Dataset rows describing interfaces

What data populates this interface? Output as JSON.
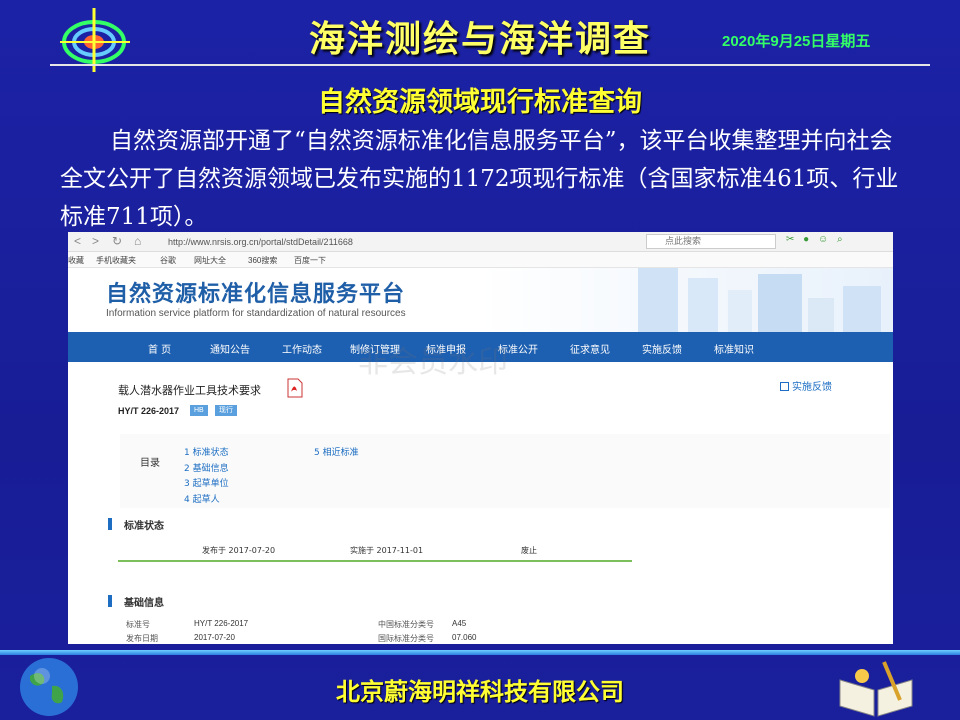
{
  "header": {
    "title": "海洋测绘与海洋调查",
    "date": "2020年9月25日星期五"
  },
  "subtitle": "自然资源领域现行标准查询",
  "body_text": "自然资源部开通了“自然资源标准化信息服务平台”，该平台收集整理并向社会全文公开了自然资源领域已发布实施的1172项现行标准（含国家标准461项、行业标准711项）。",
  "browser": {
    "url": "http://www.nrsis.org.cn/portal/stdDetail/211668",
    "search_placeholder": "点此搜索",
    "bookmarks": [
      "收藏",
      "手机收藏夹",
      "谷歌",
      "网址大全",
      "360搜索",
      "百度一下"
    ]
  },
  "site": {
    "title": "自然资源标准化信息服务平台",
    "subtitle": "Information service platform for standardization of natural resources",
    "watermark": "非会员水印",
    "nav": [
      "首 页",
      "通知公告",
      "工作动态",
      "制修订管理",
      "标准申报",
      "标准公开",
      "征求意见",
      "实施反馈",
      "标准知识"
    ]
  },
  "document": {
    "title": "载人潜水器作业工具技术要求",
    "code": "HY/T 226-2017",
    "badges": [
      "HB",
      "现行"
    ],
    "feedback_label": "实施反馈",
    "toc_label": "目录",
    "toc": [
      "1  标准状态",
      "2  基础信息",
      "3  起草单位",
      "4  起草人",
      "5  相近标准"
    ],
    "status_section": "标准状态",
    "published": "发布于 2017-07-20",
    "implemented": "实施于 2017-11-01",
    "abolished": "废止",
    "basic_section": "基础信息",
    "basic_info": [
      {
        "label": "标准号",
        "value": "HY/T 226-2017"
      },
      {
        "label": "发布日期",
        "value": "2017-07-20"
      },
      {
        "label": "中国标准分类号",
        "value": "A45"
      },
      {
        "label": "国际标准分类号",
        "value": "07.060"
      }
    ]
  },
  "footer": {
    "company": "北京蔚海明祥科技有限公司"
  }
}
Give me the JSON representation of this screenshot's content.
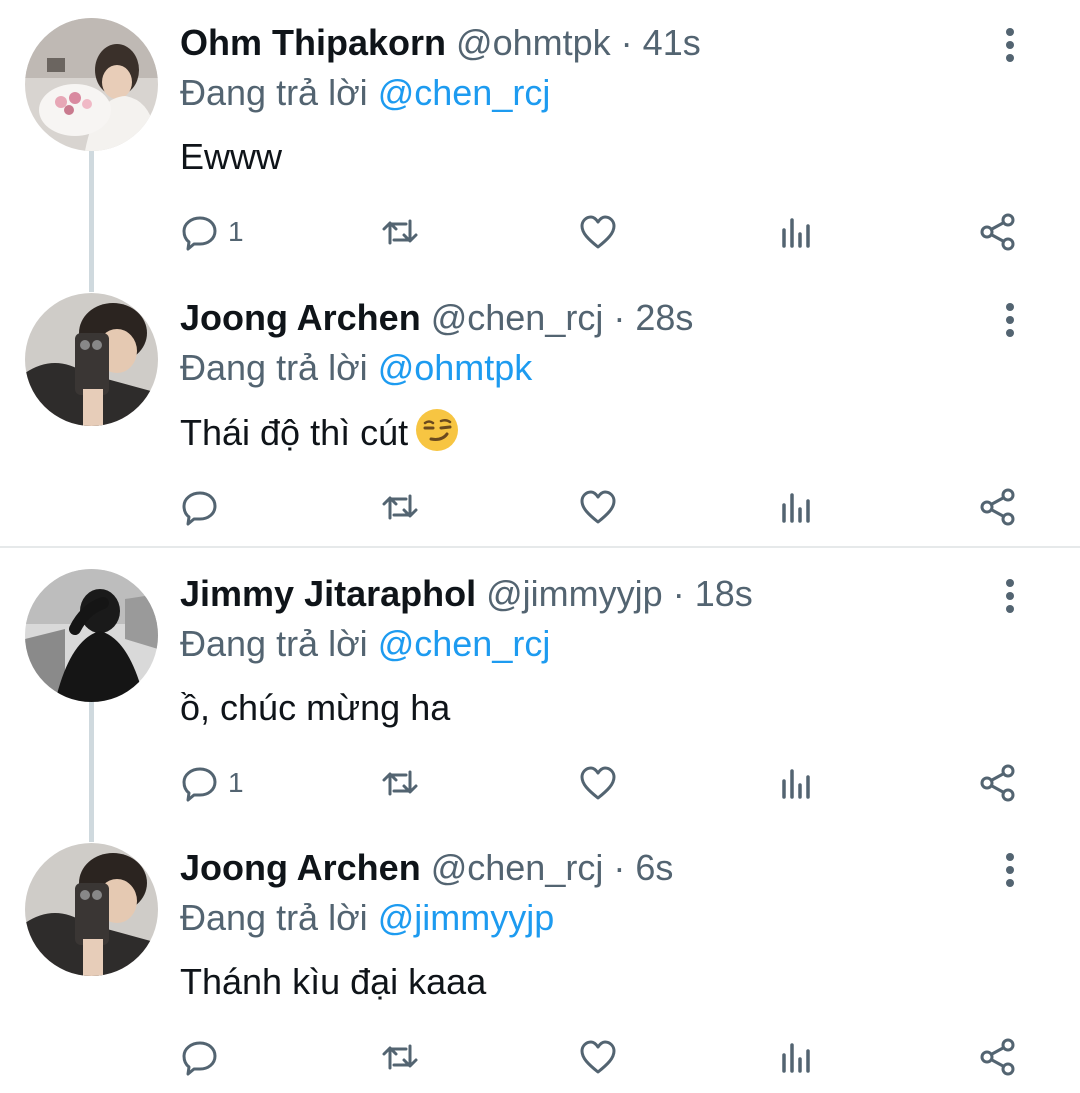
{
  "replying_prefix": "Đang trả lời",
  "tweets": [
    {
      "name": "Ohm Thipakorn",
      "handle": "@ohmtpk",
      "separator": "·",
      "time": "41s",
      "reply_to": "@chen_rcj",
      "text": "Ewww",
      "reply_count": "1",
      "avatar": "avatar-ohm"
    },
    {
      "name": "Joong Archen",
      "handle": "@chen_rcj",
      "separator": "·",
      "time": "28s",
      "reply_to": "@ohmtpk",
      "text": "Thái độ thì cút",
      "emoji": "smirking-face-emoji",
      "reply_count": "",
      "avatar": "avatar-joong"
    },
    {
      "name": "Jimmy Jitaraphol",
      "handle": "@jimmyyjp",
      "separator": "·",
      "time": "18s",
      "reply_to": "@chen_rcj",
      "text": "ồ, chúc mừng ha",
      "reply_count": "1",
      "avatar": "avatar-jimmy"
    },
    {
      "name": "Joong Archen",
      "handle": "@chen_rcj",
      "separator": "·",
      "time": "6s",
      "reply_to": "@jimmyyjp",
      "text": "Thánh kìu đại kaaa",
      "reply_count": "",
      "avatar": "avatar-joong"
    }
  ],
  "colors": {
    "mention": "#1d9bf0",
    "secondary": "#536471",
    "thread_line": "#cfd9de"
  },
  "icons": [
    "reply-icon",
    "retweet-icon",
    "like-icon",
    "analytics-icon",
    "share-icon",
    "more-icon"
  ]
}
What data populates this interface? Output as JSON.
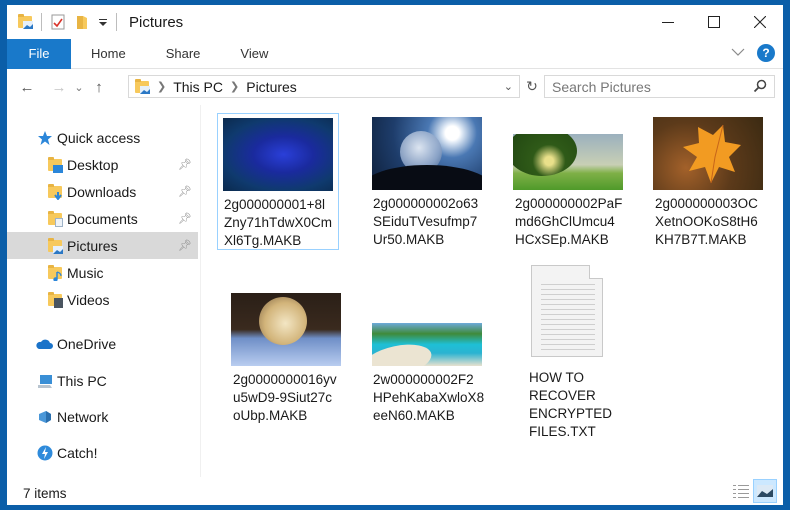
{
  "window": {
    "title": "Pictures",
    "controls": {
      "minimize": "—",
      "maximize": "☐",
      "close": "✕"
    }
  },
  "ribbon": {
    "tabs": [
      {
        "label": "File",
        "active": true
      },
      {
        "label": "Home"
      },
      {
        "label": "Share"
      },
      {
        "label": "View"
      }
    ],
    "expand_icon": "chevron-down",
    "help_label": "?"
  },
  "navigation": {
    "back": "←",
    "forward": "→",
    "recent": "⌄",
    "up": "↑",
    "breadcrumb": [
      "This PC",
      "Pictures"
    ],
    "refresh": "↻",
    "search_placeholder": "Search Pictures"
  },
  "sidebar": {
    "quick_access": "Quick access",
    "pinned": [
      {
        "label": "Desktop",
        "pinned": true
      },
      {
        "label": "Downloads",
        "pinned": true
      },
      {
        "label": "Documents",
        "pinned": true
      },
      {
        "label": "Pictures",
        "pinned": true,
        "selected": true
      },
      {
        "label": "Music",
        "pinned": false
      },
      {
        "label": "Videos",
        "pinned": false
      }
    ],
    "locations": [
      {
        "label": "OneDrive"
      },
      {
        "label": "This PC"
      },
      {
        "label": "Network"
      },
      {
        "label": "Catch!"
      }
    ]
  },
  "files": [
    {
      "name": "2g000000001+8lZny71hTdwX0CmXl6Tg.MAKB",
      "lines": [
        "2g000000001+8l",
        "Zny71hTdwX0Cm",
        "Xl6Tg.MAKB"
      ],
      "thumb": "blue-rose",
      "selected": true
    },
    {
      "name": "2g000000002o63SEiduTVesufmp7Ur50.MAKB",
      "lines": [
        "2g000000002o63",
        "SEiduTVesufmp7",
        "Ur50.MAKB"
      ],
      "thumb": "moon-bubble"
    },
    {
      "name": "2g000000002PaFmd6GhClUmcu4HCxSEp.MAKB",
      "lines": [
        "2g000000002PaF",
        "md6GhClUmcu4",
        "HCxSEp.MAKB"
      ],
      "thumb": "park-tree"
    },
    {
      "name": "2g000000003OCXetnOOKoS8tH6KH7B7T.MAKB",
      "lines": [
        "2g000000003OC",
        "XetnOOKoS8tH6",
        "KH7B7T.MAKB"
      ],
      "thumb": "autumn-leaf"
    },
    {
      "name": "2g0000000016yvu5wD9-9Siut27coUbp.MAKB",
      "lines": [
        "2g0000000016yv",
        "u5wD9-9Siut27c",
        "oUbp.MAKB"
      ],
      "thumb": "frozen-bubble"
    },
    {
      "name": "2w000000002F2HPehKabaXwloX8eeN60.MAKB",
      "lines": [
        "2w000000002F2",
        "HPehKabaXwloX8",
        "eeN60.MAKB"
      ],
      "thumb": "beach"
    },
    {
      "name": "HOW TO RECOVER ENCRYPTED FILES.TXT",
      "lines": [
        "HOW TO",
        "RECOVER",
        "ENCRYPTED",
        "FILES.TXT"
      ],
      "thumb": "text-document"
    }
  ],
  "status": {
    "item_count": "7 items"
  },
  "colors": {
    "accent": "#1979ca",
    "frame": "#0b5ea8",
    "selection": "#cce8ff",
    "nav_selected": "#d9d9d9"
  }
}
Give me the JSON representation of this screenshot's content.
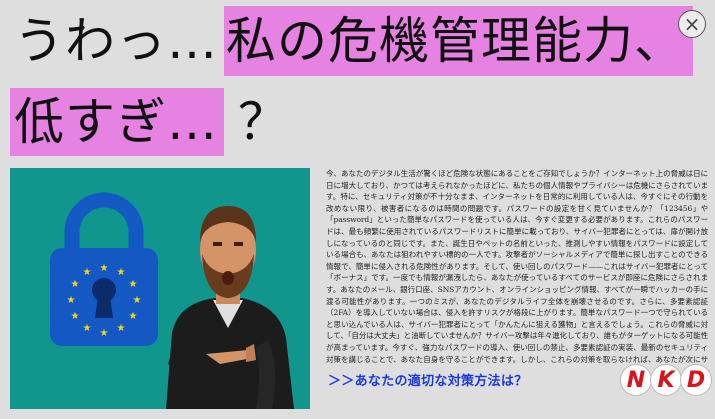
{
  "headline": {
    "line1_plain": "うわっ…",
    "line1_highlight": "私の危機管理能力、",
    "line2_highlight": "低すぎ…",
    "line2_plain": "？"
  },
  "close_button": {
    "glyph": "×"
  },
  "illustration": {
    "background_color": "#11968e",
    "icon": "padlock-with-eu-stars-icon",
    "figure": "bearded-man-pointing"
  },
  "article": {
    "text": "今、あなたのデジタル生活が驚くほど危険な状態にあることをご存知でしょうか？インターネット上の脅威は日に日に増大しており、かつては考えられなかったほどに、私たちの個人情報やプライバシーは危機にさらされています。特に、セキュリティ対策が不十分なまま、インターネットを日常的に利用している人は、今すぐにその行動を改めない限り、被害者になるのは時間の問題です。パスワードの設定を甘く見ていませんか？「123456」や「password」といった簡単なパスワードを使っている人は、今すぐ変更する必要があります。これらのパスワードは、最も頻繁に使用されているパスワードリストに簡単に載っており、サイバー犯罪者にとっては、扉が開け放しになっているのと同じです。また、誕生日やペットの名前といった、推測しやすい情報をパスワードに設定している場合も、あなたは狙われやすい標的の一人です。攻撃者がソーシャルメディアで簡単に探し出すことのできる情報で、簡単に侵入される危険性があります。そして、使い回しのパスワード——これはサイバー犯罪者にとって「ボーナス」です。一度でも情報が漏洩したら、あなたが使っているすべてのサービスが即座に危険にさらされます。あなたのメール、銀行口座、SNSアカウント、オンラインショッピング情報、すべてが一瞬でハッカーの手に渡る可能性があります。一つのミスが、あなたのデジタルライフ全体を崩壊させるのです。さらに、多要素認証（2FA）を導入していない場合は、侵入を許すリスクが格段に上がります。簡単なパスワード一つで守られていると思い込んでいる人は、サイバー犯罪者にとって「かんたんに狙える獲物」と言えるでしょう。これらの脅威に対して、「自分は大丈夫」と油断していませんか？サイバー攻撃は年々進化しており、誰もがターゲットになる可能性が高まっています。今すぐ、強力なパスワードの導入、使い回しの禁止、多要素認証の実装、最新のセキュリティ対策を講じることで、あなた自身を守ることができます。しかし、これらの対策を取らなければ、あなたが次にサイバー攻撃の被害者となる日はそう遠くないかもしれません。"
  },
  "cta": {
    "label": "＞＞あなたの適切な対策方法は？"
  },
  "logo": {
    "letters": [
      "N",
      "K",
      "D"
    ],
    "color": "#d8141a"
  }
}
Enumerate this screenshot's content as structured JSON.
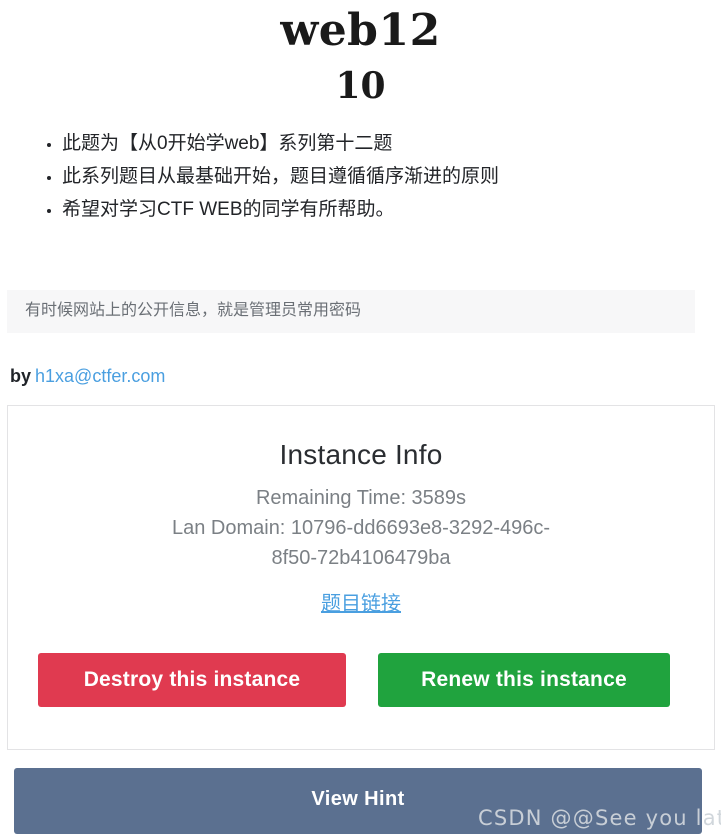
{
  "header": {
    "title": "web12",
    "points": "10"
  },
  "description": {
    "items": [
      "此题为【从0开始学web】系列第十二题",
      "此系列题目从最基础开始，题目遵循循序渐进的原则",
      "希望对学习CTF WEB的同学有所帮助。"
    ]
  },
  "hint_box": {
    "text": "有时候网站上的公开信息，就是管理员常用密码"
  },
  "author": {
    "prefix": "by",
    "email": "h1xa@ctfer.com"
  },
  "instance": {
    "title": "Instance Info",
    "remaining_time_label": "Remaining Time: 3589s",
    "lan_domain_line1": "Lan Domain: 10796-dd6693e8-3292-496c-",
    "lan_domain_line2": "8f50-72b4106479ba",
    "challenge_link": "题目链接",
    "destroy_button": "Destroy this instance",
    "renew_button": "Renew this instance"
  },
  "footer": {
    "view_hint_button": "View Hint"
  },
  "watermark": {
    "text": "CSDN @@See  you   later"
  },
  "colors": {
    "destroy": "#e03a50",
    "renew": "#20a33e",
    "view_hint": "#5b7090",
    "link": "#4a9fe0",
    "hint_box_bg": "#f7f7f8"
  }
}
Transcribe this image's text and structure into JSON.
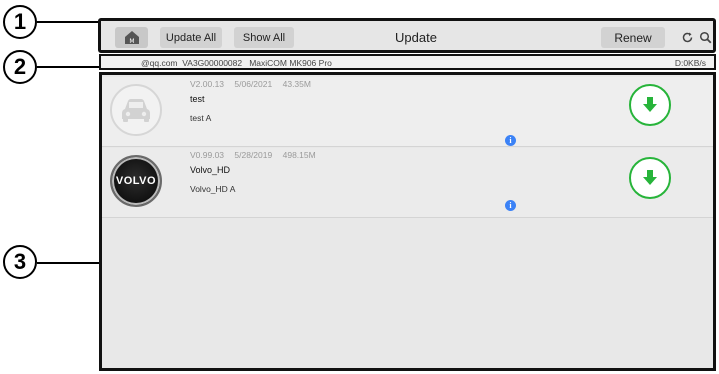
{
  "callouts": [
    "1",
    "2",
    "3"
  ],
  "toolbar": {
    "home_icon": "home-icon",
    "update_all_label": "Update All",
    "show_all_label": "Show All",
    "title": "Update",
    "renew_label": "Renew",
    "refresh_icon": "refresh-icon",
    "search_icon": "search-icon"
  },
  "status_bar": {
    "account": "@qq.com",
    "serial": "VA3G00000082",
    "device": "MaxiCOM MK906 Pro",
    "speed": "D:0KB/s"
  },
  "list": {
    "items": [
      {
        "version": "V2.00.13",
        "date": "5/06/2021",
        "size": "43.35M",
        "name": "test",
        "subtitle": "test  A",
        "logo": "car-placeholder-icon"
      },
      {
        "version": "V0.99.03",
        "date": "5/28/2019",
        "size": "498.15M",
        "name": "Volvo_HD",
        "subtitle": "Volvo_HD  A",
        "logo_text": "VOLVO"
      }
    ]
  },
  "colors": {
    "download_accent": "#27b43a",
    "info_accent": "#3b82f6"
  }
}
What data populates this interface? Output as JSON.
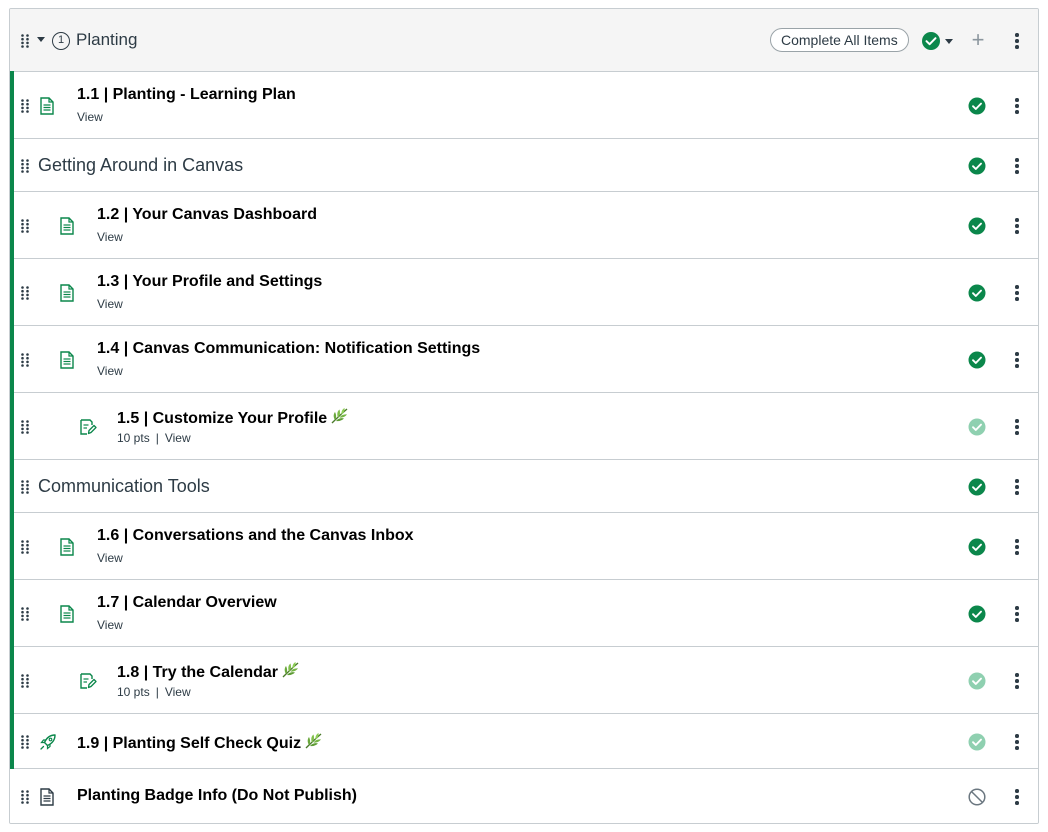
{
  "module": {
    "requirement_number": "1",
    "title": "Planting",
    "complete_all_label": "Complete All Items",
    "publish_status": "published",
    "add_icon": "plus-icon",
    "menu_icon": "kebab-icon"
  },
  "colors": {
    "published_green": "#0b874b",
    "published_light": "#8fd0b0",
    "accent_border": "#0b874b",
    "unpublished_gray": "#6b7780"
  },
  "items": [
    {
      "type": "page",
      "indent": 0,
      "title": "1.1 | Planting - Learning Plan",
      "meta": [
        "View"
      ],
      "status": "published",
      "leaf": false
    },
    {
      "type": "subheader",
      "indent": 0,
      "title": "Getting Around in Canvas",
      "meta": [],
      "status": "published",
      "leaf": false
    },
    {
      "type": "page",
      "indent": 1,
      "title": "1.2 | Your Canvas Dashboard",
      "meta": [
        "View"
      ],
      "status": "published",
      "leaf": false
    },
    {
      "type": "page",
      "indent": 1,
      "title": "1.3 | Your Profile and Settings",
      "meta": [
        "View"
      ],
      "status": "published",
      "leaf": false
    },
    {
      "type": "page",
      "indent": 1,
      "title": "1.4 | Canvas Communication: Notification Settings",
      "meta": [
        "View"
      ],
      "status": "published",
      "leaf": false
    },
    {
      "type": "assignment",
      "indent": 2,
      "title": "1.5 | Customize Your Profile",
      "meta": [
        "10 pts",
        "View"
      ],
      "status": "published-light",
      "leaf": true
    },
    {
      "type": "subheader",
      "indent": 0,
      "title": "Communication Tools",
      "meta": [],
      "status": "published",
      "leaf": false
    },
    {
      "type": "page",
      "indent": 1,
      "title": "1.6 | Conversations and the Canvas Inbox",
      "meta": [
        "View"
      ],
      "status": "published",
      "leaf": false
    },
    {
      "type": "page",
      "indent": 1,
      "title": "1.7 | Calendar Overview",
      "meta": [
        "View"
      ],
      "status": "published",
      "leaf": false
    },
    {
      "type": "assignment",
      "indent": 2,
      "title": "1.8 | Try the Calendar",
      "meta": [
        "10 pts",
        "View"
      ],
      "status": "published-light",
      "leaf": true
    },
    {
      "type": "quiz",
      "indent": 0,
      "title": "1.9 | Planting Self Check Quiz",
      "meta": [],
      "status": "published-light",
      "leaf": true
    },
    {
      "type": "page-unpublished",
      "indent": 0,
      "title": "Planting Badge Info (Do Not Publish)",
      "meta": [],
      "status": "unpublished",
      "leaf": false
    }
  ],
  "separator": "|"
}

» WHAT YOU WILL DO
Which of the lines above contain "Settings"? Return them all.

» RESULT FOR THIS EXERCISE
      "title": "1.3 | Your Profile and Settings",
      "title": "1.4 | Canvas Communication: Notification Settings",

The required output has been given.